Pregnancy After 40
If you know that having a baby in your late 40s or pregnancy after 40 is a possibility, there are certain things that you can do now to prepare for a healthy and happy pregnancy.
While it is possible to conceive at that age, the truth is that you will probably be less fertile than you were in your 20s. While there are parts of the process that you won’t be able to control, there are some things that you can do right now that will assist your efforts in the future. Read on to learn what you should do to prepare for a healthy pregnancy after 40.
Take good care of your teeth. Research has shown that there could be a correlation between the state of a woman’s teeth and her ability to get pregnant. One study found that those women who had problems with their gums needed to undergo fertility treatment more often than other women. Therefore, it is important to keep your twice yearly checkups and to floss your teeth at least once a day. In addition, what you eat can impact your oral health; try to refrain from eating junk food and consuming too much soda.
Take a multivitamin every day, and make sure that it has folic acid in it. Experts believe that folic acid can help with fertility. In addition, having the proper amount of iron in the body also appears to lead to less fertility problems, so any multivitamin that you choose needs to have both of these elements. While it may initially be difficult for you to remember to take the pill each day, try to establish a routine that will help you remember. For example, if you have a bowl of cereal in the morning for breakfast, take the vitamin just before you begin eating.

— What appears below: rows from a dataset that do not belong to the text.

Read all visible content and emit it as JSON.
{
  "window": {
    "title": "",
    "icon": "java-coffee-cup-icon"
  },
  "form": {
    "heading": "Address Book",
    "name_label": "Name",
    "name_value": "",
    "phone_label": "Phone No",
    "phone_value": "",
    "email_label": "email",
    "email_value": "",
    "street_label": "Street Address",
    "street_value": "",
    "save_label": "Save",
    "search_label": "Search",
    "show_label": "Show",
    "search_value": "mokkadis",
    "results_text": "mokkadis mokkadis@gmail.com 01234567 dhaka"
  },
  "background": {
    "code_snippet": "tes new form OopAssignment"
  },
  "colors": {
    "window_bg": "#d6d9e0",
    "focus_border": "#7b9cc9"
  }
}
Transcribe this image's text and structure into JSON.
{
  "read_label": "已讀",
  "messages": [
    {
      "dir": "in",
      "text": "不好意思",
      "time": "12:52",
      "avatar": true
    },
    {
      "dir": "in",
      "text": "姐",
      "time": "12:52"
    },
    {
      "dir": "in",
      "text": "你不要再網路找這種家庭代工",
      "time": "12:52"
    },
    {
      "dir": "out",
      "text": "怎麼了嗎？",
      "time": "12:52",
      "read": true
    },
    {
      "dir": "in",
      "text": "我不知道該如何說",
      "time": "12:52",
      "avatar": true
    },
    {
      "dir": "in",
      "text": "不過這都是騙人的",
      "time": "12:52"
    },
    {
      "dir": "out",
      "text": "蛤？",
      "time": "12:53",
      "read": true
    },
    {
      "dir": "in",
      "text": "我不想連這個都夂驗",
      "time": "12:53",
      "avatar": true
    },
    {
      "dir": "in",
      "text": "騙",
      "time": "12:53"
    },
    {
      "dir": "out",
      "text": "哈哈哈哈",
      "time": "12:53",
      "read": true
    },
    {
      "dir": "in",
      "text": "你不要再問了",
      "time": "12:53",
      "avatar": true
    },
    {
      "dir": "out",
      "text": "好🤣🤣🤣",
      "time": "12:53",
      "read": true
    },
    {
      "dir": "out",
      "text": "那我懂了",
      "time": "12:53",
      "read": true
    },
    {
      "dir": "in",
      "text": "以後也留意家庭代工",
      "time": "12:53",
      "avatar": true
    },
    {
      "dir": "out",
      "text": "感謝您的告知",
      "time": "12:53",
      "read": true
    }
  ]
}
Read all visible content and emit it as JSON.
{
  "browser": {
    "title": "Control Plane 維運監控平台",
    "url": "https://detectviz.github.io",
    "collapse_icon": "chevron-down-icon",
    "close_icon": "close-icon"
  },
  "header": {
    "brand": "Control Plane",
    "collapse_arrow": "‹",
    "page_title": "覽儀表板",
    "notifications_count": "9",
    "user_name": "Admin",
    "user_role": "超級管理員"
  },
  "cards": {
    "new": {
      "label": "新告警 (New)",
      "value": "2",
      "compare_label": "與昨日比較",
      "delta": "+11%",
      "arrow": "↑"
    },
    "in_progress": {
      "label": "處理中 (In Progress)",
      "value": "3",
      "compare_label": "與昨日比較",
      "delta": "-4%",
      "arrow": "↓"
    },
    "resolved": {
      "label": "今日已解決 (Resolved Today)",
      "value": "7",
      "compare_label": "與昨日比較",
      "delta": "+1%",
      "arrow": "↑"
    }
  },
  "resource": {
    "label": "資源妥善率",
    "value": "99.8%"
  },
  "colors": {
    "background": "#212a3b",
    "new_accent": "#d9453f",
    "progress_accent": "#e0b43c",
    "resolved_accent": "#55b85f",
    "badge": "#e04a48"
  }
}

Eat well: One of the best defenses against pregnancy after 40 problems is a good diet. Focus on fruits and vegetables and try to get four servings of dairy a day. Even though your prenatal vitamins have folic acid, target foods that will naturally give it to you as well. These include green leafy vegetables, citrus fruits and dried beans. If you’re not sure what kind of diet you should be following, speak to your doctor. He or she can give you the guidance you may need.

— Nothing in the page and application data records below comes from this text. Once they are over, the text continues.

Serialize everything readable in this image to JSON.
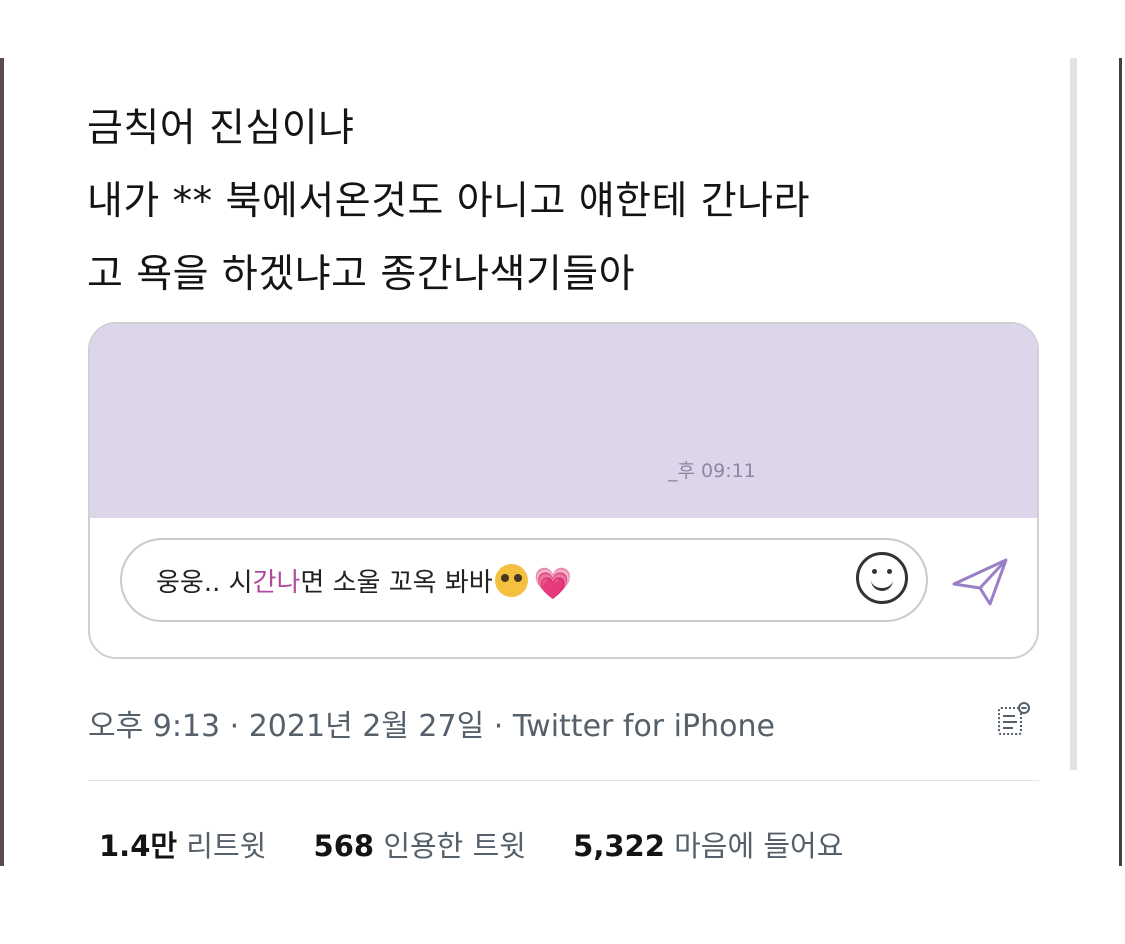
{
  "tweet": {
    "lines": [
      "금칙어 진심이냐",
      "내가 ** 북에서온것도 아니고 얘한테 간나라",
      "고 욕을 하겠냐고 종간나색기들아"
    ]
  },
  "chat_screenshot": {
    "message_time": "_후 09:11",
    "input": {
      "text_before": "웅웅.. 시",
      "text_highlight": "간나",
      "text_after": "면 소울 꼬옥 봐바",
      "emoji_heart": "💗"
    },
    "colors": {
      "message_area_bg": "#ddd6eb",
      "highlight": "#b04aa0",
      "send_icon": "#9b7fc6"
    }
  },
  "meta": {
    "time": "오후 9:13",
    "separator": " · ",
    "date": "2021년 2월 27일",
    "source": "Twitter for iPhone"
  },
  "stats": {
    "retweets_count": "1.4만",
    "retweets_label": "리트윗",
    "quotes_count": "568",
    "quotes_label": "인용한 트윗",
    "likes_count": "5,322",
    "likes_label": "마음에 들어요"
  },
  "icons": {
    "emoji_button": "smiley-face-icon",
    "send_button": "paper-plane-send-icon",
    "tweet_analytics": "tweet-analytics-icon"
  }
}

Change up your diet: Certain foods seem to have a positive impact on fertility, so making the right choices at the grocery store can eventually help you achieve your dream of having a family. Avoid trans fats whenever possible and include more whole grains and vegetables. Finally, look for sources of protein that come from plants, like asparagus, spinach, broccoli, peanuts and almonds. While eating right can improve your fertility, it will also have a positive impact on your life as a whole.
Engage in exercise: Aim to work out about a half an hour a day, four or five times a week. Being in shape seems to decrease infertility. Some women find it difficult to establish a workout regimen, so focus on things that you enjoy doing. Go for a bike ride after work, or use part of your lunch break to walk around a local track or lake. Get a friend or partner involved as well; you can each help to motivate one another on the days that you don’t feel like getting out there and being active.

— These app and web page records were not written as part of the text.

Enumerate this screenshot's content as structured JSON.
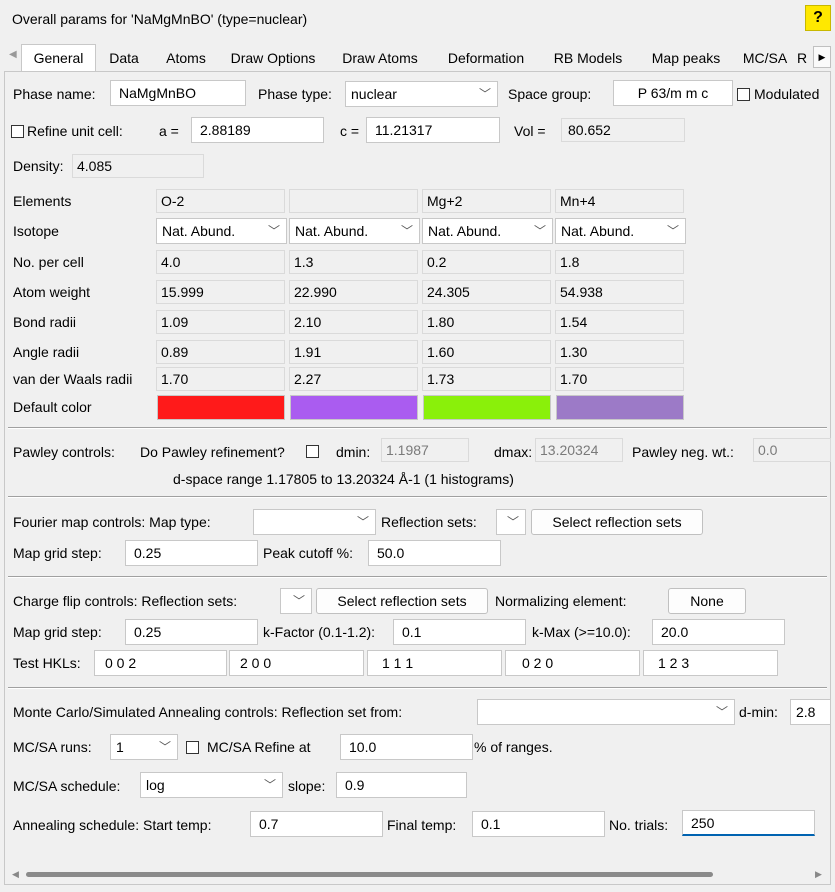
{
  "title": "Overall params for 'NaMgMnBO' (type=nuclear)",
  "help_label": "?",
  "tabs": [
    "General",
    "Data",
    "Atoms",
    "Draw Options",
    "Draw Atoms",
    "Deformation",
    "RB Models",
    "Map peaks",
    "MC/SA",
    "R"
  ],
  "active_tab": "General",
  "phase": {
    "name_label": "Phase name:",
    "name_value": "NaMgMnBO",
    "type_label": "Phase type:",
    "type_value": "nuclear",
    "spacegroup_label": "Space group:",
    "spacegroup_value": "P 63/m m c",
    "modulated_label": "Modulated"
  },
  "cell": {
    "refine_label": "Refine unit cell:",
    "a_label": "a =",
    "a_value": "2.88189",
    "c_label": "c =",
    "c_value": "11.21317",
    "vol_label": "Vol =",
    "vol_value": "80.652"
  },
  "density": {
    "label": "Density:",
    "value": "4.085"
  },
  "element_table": {
    "row_labels": [
      "Elements",
      "Isotope",
      "No. per cell",
      "Atom weight",
      "Bond radii",
      "Angle radii",
      "van der Waals radii",
      "Default color"
    ],
    "columns": [
      {
        "element": "O-2",
        "isotope": "Nat. Abund.",
        "per_cell": "4.0",
        "weight": "15.999",
        "bond": "1.09",
        "angle": "0.89",
        "vdw": "1.70",
        "color": "#ff1a1a"
      },
      {
        "element": "",
        "isotope": "Nat. Abund.",
        "per_cell": "1.3",
        "weight": "22.990",
        "bond": "2.10",
        "angle": "1.91",
        "vdw": "2.27",
        "color": "#aa5cf0"
      },
      {
        "element": "Mg+2",
        "isotope": "Nat. Abund.",
        "per_cell": "0.2",
        "weight": "24.305",
        "bond": "1.80",
        "angle": "1.60",
        "vdw": "1.73",
        "color": "#8af00a"
      },
      {
        "element": "Mn+4",
        "isotope": "Nat. Abund.",
        "per_cell": "1.8",
        "weight": "54.938",
        "bond": "1.54",
        "angle": "1.30",
        "vdw": "1.70",
        "color": "#9c7ac7"
      }
    ]
  },
  "pawley": {
    "controls_label": "Pawley controls:",
    "refine_label": "Do Pawley refinement?",
    "dmin_label": "dmin:",
    "dmin_value": "1.1987",
    "dmax_label": "dmax:",
    "dmax_value": "13.20324",
    "negwt_label": "Pawley neg. wt.:",
    "negwt_value": "0.0",
    "range_text": "d-space range 1.17805 to 13.20324 Å-1 (1 histograms)"
  },
  "fourier": {
    "controls_label": "Fourier map controls: Map type:",
    "map_type_value": "",
    "refl_sets_label": "Reflection sets:",
    "select_button": "Select reflection sets",
    "grid_label": "Map grid step:",
    "grid_value": "0.25",
    "cutoff_label": "Peak cutoff %:",
    "cutoff_value": "50.0"
  },
  "charge_flip": {
    "controls_label": "Charge flip controls: Reflection sets:",
    "select_button": "Select reflection sets",
    "norm_label": "Normalizing element:",
    "norm_button": "None",
    "grid_label": "Map grid step:",
    "grid_value": "0.25",
    "kfactor_label": "k-Factor (0.1-1.2):",
    "kfactor_value": "0.1",
    "kmax_label": "k-Max (>=10.0):",
    "kmax_value": "20.0",
    "hkl_label": "Test HKLs:",
    "hkls": [
      "0  0  2",
      "2  0  0",
      "1  1  1",
      "0  2  0",
      "1  2  3"
    ]
  },
  "mcsa": {
    "controls_label": "Monte Carlo/Simulated Annealing controls: Reflection set from:",
    "refl_set_value": "",
    "dmin_label": "d-min:",
    "dmin_value": "2.8",
    "runs_label": "MC/SA runs:",
    "runs_value": "1",
    "refine_label": "MC/SA Refine at",
    "refine_value": "10.0",
    "ranges_label": "% of ranges.",
    "schedule_label": "MC/SA schedule:",
    "schedule_value": "log",
    "slope_label": "slope:",
    "slope_value": "0.9",
    "annealing_label": "Annealing schedule:  Start temp:",
    "start_temp_value": "0.7",
    "final_temp_label": "Final temp:",
    "final_temp_value": "0.1",
    "trials_label": "No. trials:",
    "trials_value": "250"
  }
}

Contrary to popular belief, the right type of exercise is important for both you and your baby. However, only engage in an exercise routine under the supervision of your doctor; how fit you were before you got pregnant, as well as any pregnancy concerns you may have, will both impact the amount and type of exercise that is best for you.
A variety of non-invasive testing is available for prenatal screening. Consulting a genetic counselor can help you determine which tests you should have. Prenatal screening programs that only require a blood sample are becoming more accurate in detecting genetic abnormalities. Non-genetic problems such as preeclampsia and gestational diabetes are also easy to check. If your doctor suggests that you undergo an amniocentesis, you must consider the risks of this more invasive test. Amniocentesis involves inserting a long needle into the amniotic sac and extracting a small amount of amniotic fluid for testing. This procedure increases the risk of miscarriage by placing the fetus at risk. A skilled ultrasound technician helps guide the needle to avoid injuring the fetus.
Preeclampsia is high blood pressure that often develops in pregnancy after 40. Gestational diabetes can develop in any pregnancy but is more likely for pregnancy after 40. Placenta previa is a condition in which the placenta attaches low in the uterus. This is a serious condition that can be diagnosed through ultrasound testing and can cause uncontrolled bleeding. Each disorder can be treated. Regular doctor visits to the doctor are important because early detection leads to better medical treatment.
Finally, weight gain is important, but it is equally important not to gain too much. Most women should aim for a 30 pound weight gain over the course of their pregnancy. However, this number may be lower based on how much you weighed before you got pregnant. When you gain the right amount of weight, the baby is more likely to develop at an appropriate rate. It also reduces the likelihood of premature birth.
Pregnancy after 40 is much more common today than ever before. If, due to certain life circumstances, you know that you want to conceive at a later date, follow the steps included here to help yourself get pregnant when the time is right.